Now that the dust has settled on the P.K. Subban - Shea Weber trade, we can shift our focus towards a key, and often forgotten, element of analysis: video.
Statistics are such a vital element when it comes to evaluating a player's worth, but without concrete examples, the analysis tends to get lost in a sea of criticism. Statistical analysis is vital, and usually explains the result, not how the player got there. For this project, I decided to forget the numbers for a week or two, and take a long look at hours of Nashville Predators footage from 2015-16.
The goal is to give examples of what Weber excels at, where he struggles, and some of his tendencies that the Canadiens can either use to their advantage, or will need to adapt to.
Full disclosure: I did not watch every single Predators game in 2015-16. As of the time of publication, I've viewed roughly half their games from last season. It's not an ideal sample size, but it should give us a good idea of what to expect from Weber next season.

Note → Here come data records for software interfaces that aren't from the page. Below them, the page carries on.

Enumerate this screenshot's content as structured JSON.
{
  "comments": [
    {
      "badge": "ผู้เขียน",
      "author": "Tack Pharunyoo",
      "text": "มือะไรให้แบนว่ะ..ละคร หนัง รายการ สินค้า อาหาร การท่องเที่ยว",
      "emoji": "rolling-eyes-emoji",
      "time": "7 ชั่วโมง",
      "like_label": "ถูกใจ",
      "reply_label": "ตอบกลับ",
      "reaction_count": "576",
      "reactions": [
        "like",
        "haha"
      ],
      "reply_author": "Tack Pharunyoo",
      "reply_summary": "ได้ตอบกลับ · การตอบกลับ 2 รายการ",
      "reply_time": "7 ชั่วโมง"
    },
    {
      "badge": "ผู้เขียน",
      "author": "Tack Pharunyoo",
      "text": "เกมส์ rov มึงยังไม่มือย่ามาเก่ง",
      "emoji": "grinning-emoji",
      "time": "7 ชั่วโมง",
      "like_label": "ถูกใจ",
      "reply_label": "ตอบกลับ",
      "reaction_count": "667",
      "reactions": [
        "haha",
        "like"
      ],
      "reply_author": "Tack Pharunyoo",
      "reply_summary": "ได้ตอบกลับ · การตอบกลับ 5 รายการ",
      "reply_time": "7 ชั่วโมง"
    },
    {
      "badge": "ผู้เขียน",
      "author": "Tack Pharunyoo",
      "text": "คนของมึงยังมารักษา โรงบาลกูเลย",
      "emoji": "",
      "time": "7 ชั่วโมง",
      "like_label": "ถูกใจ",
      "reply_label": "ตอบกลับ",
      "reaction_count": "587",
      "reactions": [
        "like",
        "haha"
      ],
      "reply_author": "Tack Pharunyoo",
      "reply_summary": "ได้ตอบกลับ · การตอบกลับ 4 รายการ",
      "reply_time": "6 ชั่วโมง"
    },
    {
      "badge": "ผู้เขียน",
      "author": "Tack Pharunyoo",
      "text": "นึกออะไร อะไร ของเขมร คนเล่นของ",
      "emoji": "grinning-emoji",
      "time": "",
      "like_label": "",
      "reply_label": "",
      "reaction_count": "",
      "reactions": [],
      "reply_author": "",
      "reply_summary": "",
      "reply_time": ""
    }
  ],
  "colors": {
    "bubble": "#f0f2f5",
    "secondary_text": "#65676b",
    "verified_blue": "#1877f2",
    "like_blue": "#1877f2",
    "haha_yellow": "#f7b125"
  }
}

This is not meant to dispute the value of statistical analysis, nor compare Weber to Subban. It's simply what I've noticed throughout the project. I saw several examples of every play I am about to show you, however in the interest of saving bandwidth, I limited the footage to just one clip.

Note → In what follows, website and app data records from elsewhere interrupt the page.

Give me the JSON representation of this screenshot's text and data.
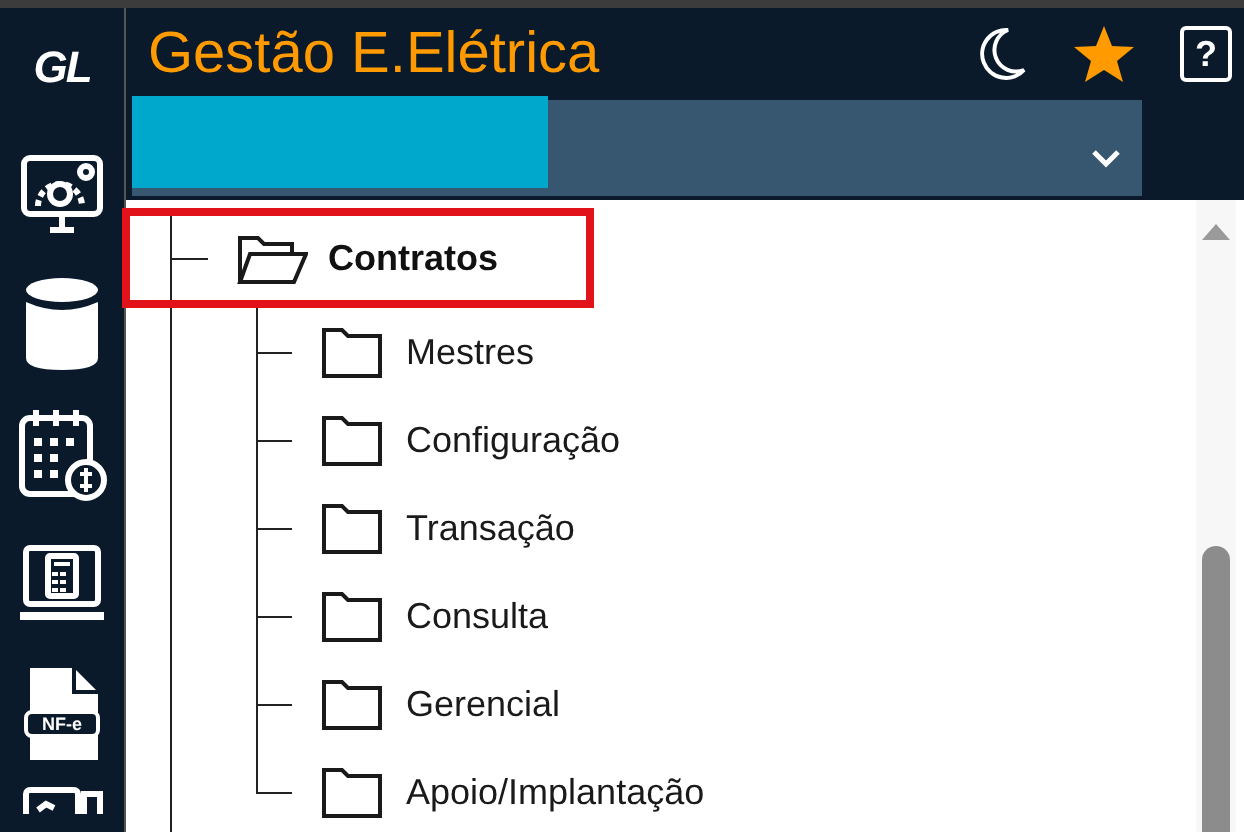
{
  "sidebar": {
    "logo": "GL",
    "items": [
      {
        "kind": "monitor"
      },
      {
        "kind": "database"
      },
      {
        "kind": "calendar"
      },
      {
        "kind": "laptop"
      },
      {
        "kind": "document",
        "label": "NF-e"
      },
      {
        "kind": "partial"
      }
    ]
  },
  "header": {
    "title": "Gestão E.Elétrica",
    "help": "?",
    "favorite": true
  },
  "tree": {
    "label": "Contratos",
    "expanded": true,
    "highlighted": true,
    "children": [
      {
        "label": "Mestres",
        "expanded": false
      },
      {
        "label": "Configuração",
        "expanded": false
      },
      {
        "label": "Transação",
        "expanded": false
      },
      {
        "label": "Consulta",
        "expanded": false
      },
      {
        "label": "Gerencial",
        "expanded": false
      },
      {
        "label": "Apoio/Implantação",
        "expanded": false
      }
    ]
  }
}
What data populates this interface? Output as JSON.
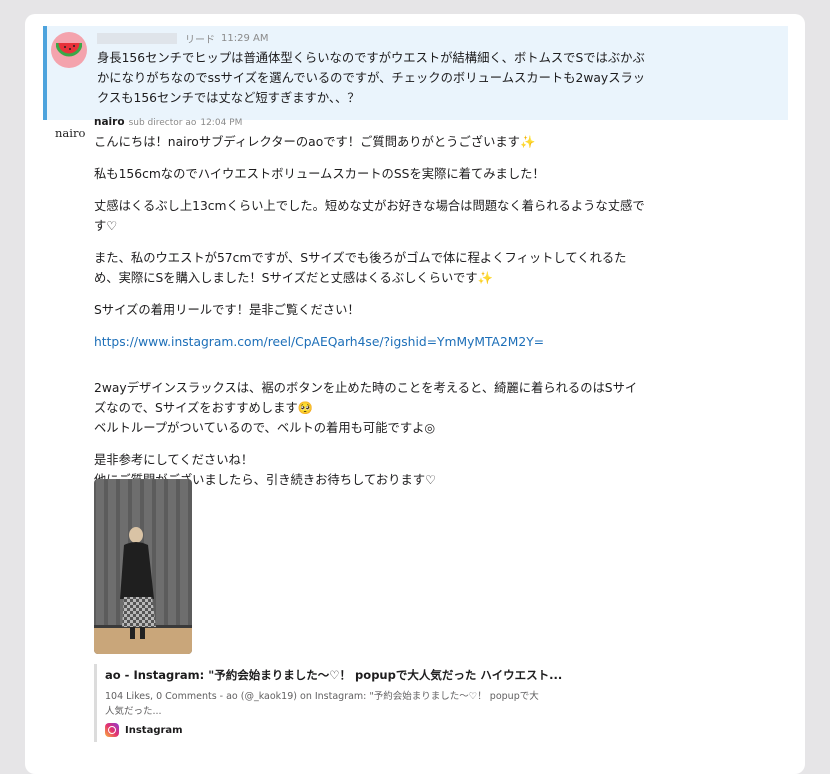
{
  "lead": {
    "tag": "リード",
    "time": "11:29 AM",
    "text_lines": [
      "身長156センチでヒップは普通体型くらいなのですがウエストが結構細く、ボトムスでSではぶかぶ",
      "かになりがちなのでssサイズを選んでいるのですが、チェックのボリュームスカートも2wayスラッ",
      "クスも156センチでは丈など短すぎますか、、？"
    ]
  },
  "reply": {
    "avatar_text": "nairo",
    "name": "nairo",
    "role": "sub director ao",
    "time": "12:04 PM",
    "p1": "こんにちは！nairoサブディレクターのaoです！ご質問ありがとうございます",
    "p2": "私も156cmなのでハイウエストボリュームスカートのSSを実際に着てみました！",
    "p3a": "丈感はくるぶし上13cmくらい上でした。短めな丈がお好きな場合は問題なく着られるような丈感で",
    "p3b": "す♡",
    "p4a": "また、私のウエストが57cmですが、Sサイズでも後ろがゴムで体に程よくフィットしてくれるた",
    "p4b": "め、実際にSを購入しました！Sサイズだと丈感はくるぶしくらいです",
    "p5": "Sサイズの着用リールです！是非ご覧ください！",
    "link": "https://www.instagram.com/reel/CpAEQarh4se/?igshid=YmMyMTA2M2Y=",
    "p6a": "2wayデザインスラックスは、裾のボタンを止めた時のことを考えると、綺麗に着られるのはSサイ",
    "p6b": "ズなので、Sサイズをおすすめします",
    "p6c": "ベルトループがついているので、ベルトの着用も可能ですよ◎",
    "p7a": "是非参考にしてくださいね！",
    "p7b": "他にご質問がございましたら、引き続きお待ちしております♡",
    "sparkle": "✨",
    "emoji_face": "🥺"
  },
  "unfurl": {
    "title": "ao - Instagram: \"予約会始まりました〜♡！ popupで大人気だった ハイウエスト...",
    "desc_line1": "104 Likes, 0 Comments - ao (@_kaok19) on Instagram: \"予約会始まりました〜♡！ popupで大",
    "desc_line2": "人気だった...",
    "source": "Instagram"
  }
}
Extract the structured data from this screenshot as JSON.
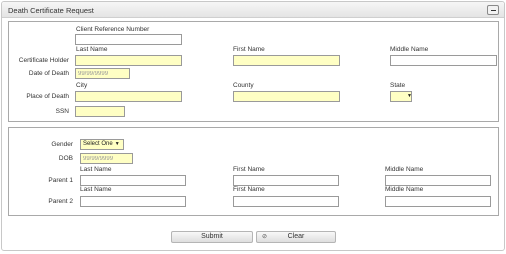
{
  "panel": {
    "title": "Death Certificate Request"
  },
  "deceased": {
    "client_ref_label": "Client Reference Number",
    "holder_row_label": "Certificate Holder",
    "last_name_label": "Last Name",
    "first_name_label": "First Name",
    "middle_name_label": "Middle Name",
    "date_of_death_label": "Date of Death",
    "date_placeholder": "99/99/9999",
    "place_row_label": "Place of Death",
    "city_label": "City",
    "county_label": "County",
    "state_label": "State",
    "ssn_label": "SSN"
  },
  "parents": {
    "gender_label": "Gender",
    "gender_value": "Select One",
    "dob_label": "DOB",
    "dob_placeholder": "99/99/9999",
    "last_name_label": "Last Name",
    "first_name_label": "First Name",
    "middle_name_label": "Middle Name",
    "parent1_label": "Parent 1",
    "parent2_label": "Parent 2"
  },
  "actions": {
    "submit_label": "Submit",
    "clear_label": "Clear"
  },
  "icons": {
    "collapse": "collapse-icon",
    "clear": "clear-icon"
  },
  "colors": {
    "required_field": "#ffffc4",
    "border": "#a9a9a9"
  }
}
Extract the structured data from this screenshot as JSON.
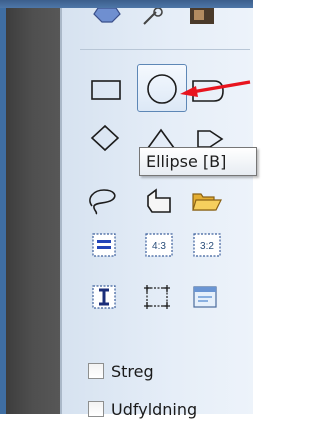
{
  "tooltip": {
    "text": "Ellipse [B]"
  },
  "toolbar": {
    "ratio_43": "4:3",
    "ratio_32": "3:2"
  },
  "options": {
    "stroke_label": "Streg",
    "fill_label": "Udfyldning"
  },
  "colors": {
    "arrow": "#e8141e",
    "tool_outline": "#1c1c1c",
    "selection_blue": "#2344b8"
  }
}
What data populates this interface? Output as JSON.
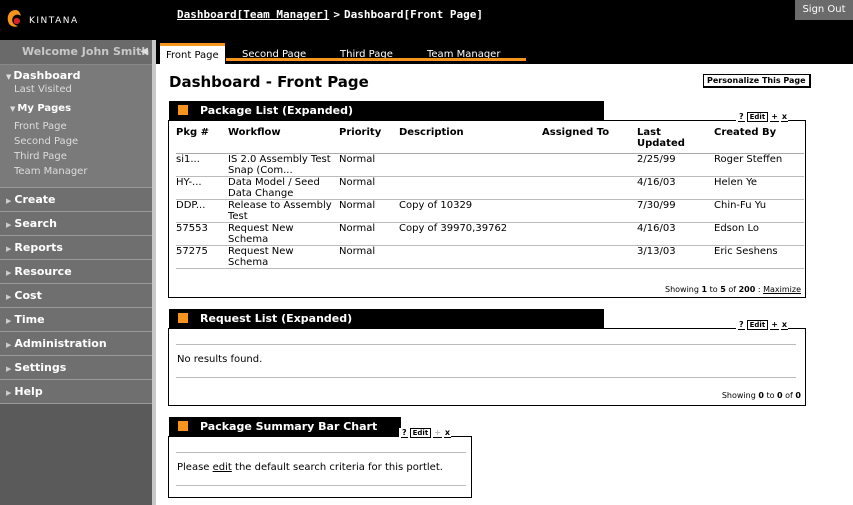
{
  "app": {
    "logo_text": "KINTANA",
    "sign_out": "Sign Out"
  },
  "breadcrumb": {
    "link": "Dashboard[Team Manager]",
    "separator": ">",
    "current": "Dashboard[Front Page]"
  },
  "sidebar": {
    "welcome": "Welcome John Smith",
    "dashboard": "Dashboard",
    "last_visited": "Last Visited",
    "my_pages": "My Pages",
    "pages": [
      "Front Page",
      "Second Page",
      "Third Page",
      "Team Manager"
    ],
    "sections": [
      "Create",
      "Search",
      "Reports",
      "Resource",
      "Cost",
      "Time",
      "Administration",
      "Settings",
      "Help"
    ]
  },
  "tabs": [
    "Front Page",
    "Second Page",
    "Third Page",
    "Team Manager"
  ],
  "page": {
    "title": "Dashboard - Front Page",
    "personalize": "Personalize This Page"
  },
  "controls": {
    "help": "?",
    "edit": "Edit",
    "add": "+",
    "close": "x"
  },
  "package_list": {
    "title": "Package List (Expanded)",
    "columns": [
      "Pkg #",
      "Workflow",
      "Priority",
      "Description",
      "Assigned To",
      "Last Updated",
      "Created By"
    ],
    "rows": [
      [
        "si1...",
        "IS 2.0 Assembly Test Snap (Com...",
        "Normal",
        "",
        "",
        "2/25/99",
        "Roger Steffen"
      ],
      [
        "HY-...",
        "Data Model / Seed Data Change",
        "Normal",
        "",
        "",
        "4/16/03",
        "Helen Ye"
      ],
      [
        "DDP...",
        "Release to Assembly Test",
        "Normal",
        "Copy of 10329",
        "",
        "7/30/99",
        "Chin-Fu Yu"
      ],
      [
        "57553",
        "Request New Schema",
        "Normal",
        "Copy of 39970,39762",
        "",
        "4/16/03",
        "Edson Lo"
      ],
      [
        "57275",
        "Request New Schema",
        "Normal",
        "",
        "",
        "3/13/03",
        "Eric Seshens"
      ]
    ],
    "footer": {
      "prefix": "Showing",
      "from": "1",
      "to_word": "to",
      "to": "5",
      "of_word": "of",
      "total": "200",
      "sep": ":",
      "maximize": "Maximize"
    }
  },
  "request_list": {
    "title": "Request List (Expanded)",
    "message": "No results found.",
    "footer": {
      "prefix": "Showing",
      "from": "0",
      "to_word": "to",
      "to": "0",
      "of_word": "of",
      "total": "0"
    }
  },
  "bar_chart": {
    "title": "Package Summary Bar Chart",
    "msg_pre": "Please",
    "msg_link": "edit",
    "msg_post": "the default search criteria for this portlet."
  }
}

In this first installment we'll focus on his play in the offensive zone, which is frankly the easiest aspect of his game to evaluate.
Offensive zone prowess

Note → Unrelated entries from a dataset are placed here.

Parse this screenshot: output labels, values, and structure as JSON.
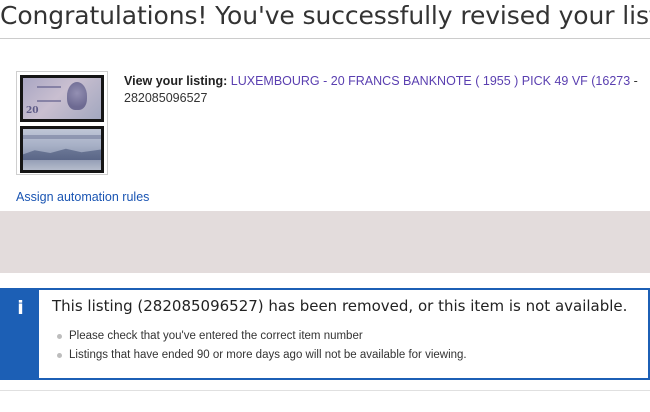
{
  "heading": {
    "title": "Congratulations! You've successfully revised your listing."
  },
  "listing": {
    "view_label": "View your listing:",
    "title_link": "LUXEMBOURG - 20 FRANCS BANKNOTE ( 1955 ) PICK 49 VF (16273",
    "separator": " - ",
    "item_number": "282085096527",
    "thumbnail": {
      "front_text": "20",
      "icon": "banknote-thumbnail"
    }
  },
  "links": {
    "automation": "Assign automation rules"
  },
  "alert": {
    "icon_glyph": "i",
    "title": "This listing (282085096527) has been removed, or this item is not available.",
    "items": [
      "Please check that you've entered the correct item number",
      "Listings that have ended 90 or more days ago will not be available for viewing."
    ]
  },
  "colors": {
    "link_purple": "#5a3fb0",
    "link_blue": "#1a55b3",
    "alert_blue": "#1c5fb5",
    "grey_band": "#e3dcdc"
  }
}
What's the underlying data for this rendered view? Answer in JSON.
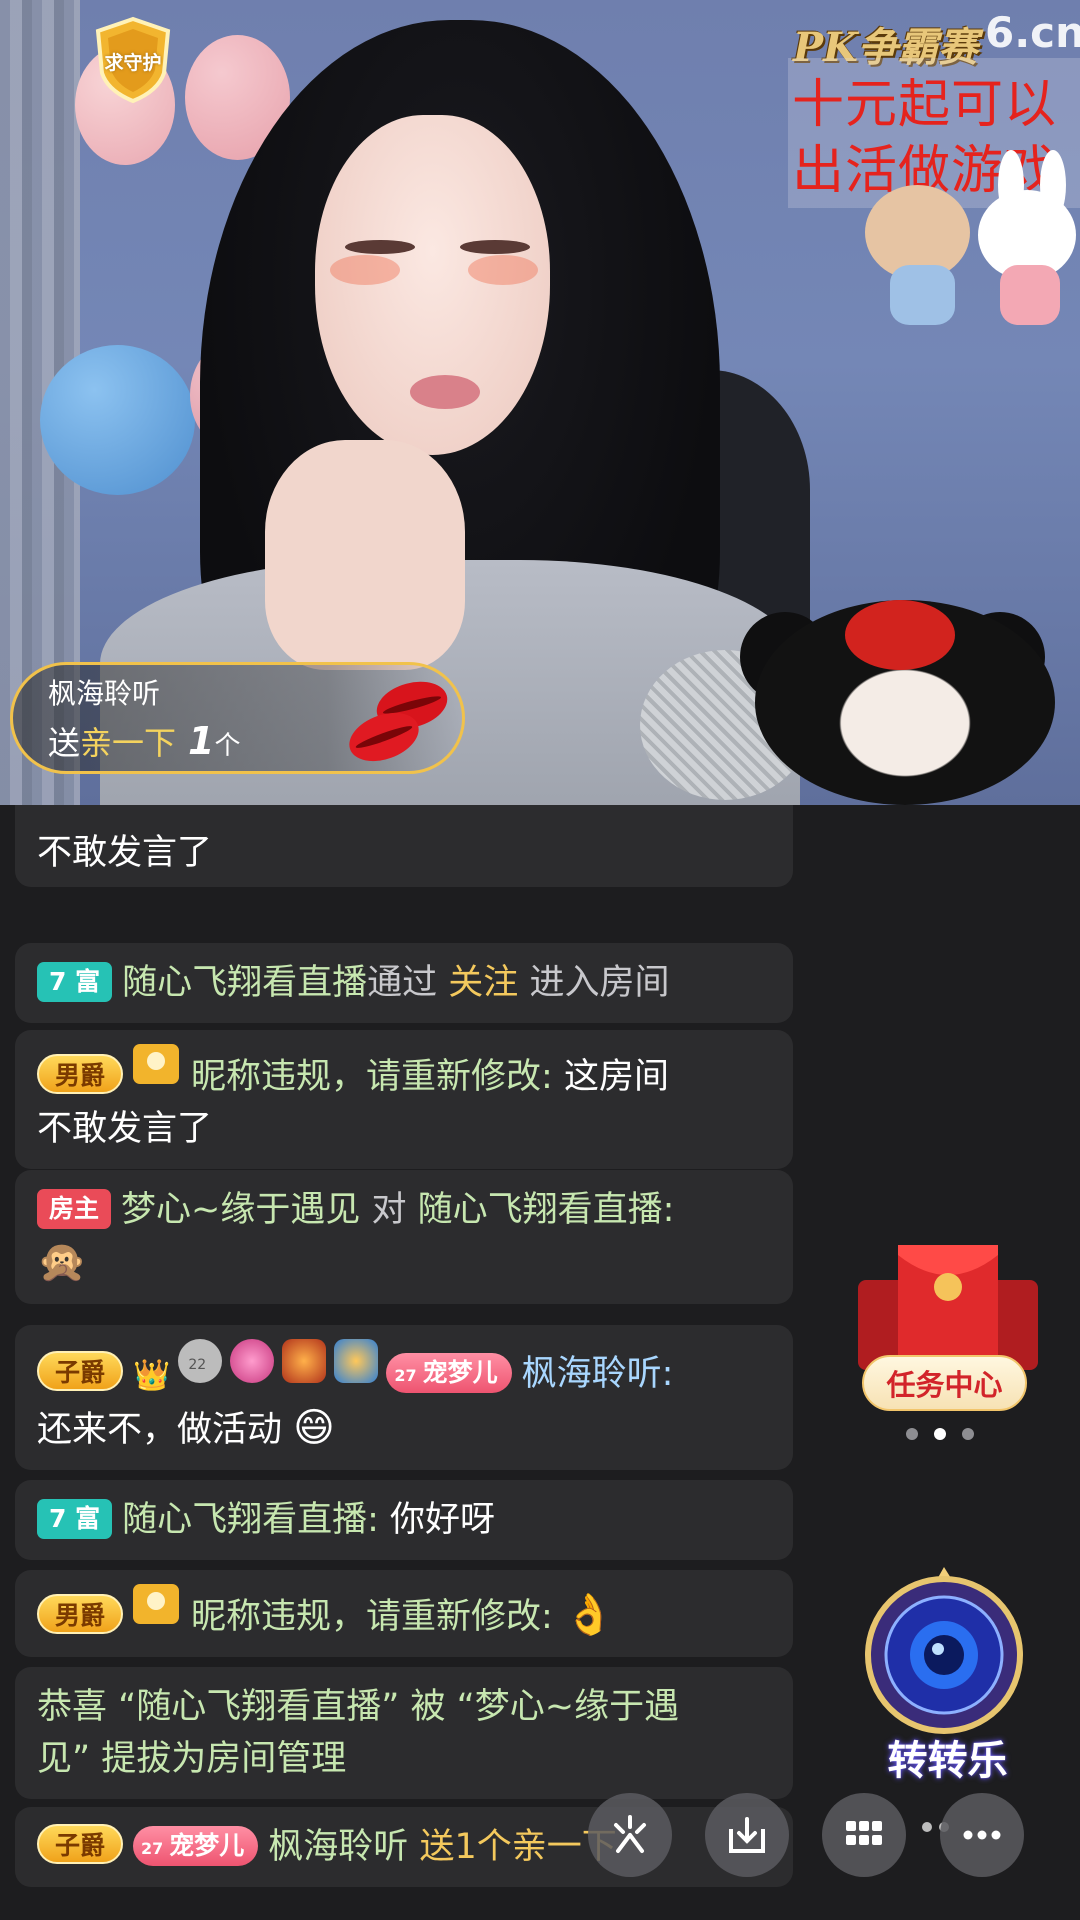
{
  "video": {
    "guard_badge": "求守护",
    "pk_logo": "PK争霸赛",
    "site_logo": "6.cn",
    "promo_line1": "十元起可以",
    "promo_line2": "出活做游戏"
  },
  "gift_toast": {
    "user": "枫海聆听",
    "send_word": "送",
    "gift_name": "亲一下",
    "count": "1",
    "unit": "个"
  },
  "chat": [
    {
      "tail": "不敢发言了"
    },
    {
      "rich_level": "7 富",
      "user": "随心飞翔看直播",
      "via": "通过",
      "action": "关注",
      "enter": "进入房间"
    },
    {
      "noble": "男爵",
      "user": "昵称违规，请重新修改:",
      "text1": "这房间",
      "text2": "不敢发言了"
    },
    {
      "host_tag": "房主",
      "user": "梦心~缘于遇见",
      "to": "对",
      "target": "随心飞翔看直播:",
      "emoji": "🙊"
    },
    {
      "noble": "子爵",
      "badge_level": "22",
      "pet_level": "27",
      "pet_name": "宠梦儿",
      "user": "枫海聆听:",
      "text": "还来不，做活动",
      "emoji": "😄"
    },
    {
      "rich_level": "7 富",
      "user": "随心飞翔看直播:",
      "text": "你好呀"
    },
    {
      "noble": "男爵",
      "user": "昵称违规，请重新修改:",
      "emoji": "👌"
    },
    {
      "line1": "恭喜 “随心飞翔看直播” 被 “梦心~缘于遇",
      "line2": "见” 提拔为房间管理"
    },
    {
      "noble": "子爵",
      "pet_level": "27",
      "pet_name": "宠梦儿",
      "user": "枫海聆听",
      "action": "送1个亲一下"
    }
  ],
  "widgets": {
    "task_center": "任务中心",
    "wheel_label": "转转乐",
    "carousel_active_index": 1
  },
  "toolbar": [
    "share-icon",
    "download-icon",
    "grid-icon",
    "more-icon"
  ],
  "colors": {
    "accent_gold": "#f1c24b",
    "rich_tag": "#26c2b5",
    "host_tag": "#ea4b58",
    "nick_green": "#c7e7b0",
    "nick_blue": "#a9d7ff",
    "highlight_yellow": "#f4c95d"
  }
}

As most defenders and goalies can attest, Weber has one of the heaviest shots in the league. Moreover, his ability to score isn't necessarily tied into his accuracy or timing; it's primarily fueled by pure power. In many cases, even when the goalie had plenty of time to adjust, Weber managed to power his way past their equipment. He also has the ability to get his slap shot off in a hurry. A quick and heavy shot is a nightmare for any NHL goaltender.
When he is given time to shoot on the power play, odds are he'll produce a goal or a juicy rebound. It's quite telegraphed as well. As soon as you saw Roman Josi and Weber switch on the point, you knew there was a cannonball coming your very shortly. Unless the puck hits the goalie, it'll end up in the back of the net more often than not. It reminds me a lot of how Sheldon Souray was used by the Habs on the power play. Predictable? Yes. Easy to stop? Absolutely not.
Interestingly, just the threat of his shot tends to drag defenders out of position, opening up the ice for Weber's teammates.
As evidenced in the clip below, once Weber establishes the threat of a shot, he draws the attention of two defenders, leaving James Neal in a perfect position to score an easy goal.
For Habs fans this could be quite interesting, and could lead to a big uptick in goals for Alex Galchenyuk. Essentially, Weber's mere presence gives his team a few options in the offensive zone. A 1-3-1 setup on the power play with Weber playing across from Galchenyuk is a very exciting prospect.
For example, take a look at how Filip Forsberg uses Weber's presence on the power play to draw defenders out of position.
A quick look to the point is enough to distract the penalty kill unit, and disrupt their positioning. That opens up passing and shooting lanes for the forwards. Teams are well aware of his heavy shot, which is something that Nashville clearly used to their advantage all year long.
And of course, he also opens up space for his defensive partner. Again, the threat of a shot is enough to create chaos for defenders. Weber is good at recognizing when he's pulled a defender towards him, which allows for a quick pass to an open target.
On occasion, he'll find a forward with a nifty pass from the point, although from games I watched, this isn't his favourite tool in his offensive toolbox.
As you can see, Weber is quite at home in the offensive zone. He makes simple plays, yet they're quite effective. This will be his greatest strength in a Habs uniform when it comes to driving offence. Unlike the player he was traded for, he doesn't do a great job at starting the play, but he's quite adept at finishing it.
He has the ability to activate on the rush, but once again, it's not something that happens very often.
That brings us to the end of Part I of the breakdown, and I think it's fair to say that there's enough evidence to suggest that Weber is an elite presence in the offensive zone. Not only does he possess a rocket of a shot, but he's quick to shift the puck to his teammates once he creates space. Teams know that if they let him take a shot, there's a very good chance to end up as a goal, which brings a chaotic element into the mix, one that the Habs absolutely need to take advantage of.
He should bolster Montreal's power play, and when you remember that Kirk Muller will be running the show next season, it bodes well for the Habs' special teams. Take a look at all his goals from 2015-16, and notice how many of them came on the power play.
I should note that Weber really prefers to let his defensive partner do the majority of the grunt work when it comes to driving offence. We'll delve into that aspect further next week, as we explore his defensive zone footage, which is frankly the most interesting aspect of Weber's play. Next week we will also compare the results of the video analysis to his statistics, to see if there's any correlation.
This is what happens when you stand in front of a Shea Weber shot. Tyson Barrie risks his life to attempt the block, Erik Johnson immediately regrets his decision, and Matt Duchene hits the brakes faster than he ever has previously in his career.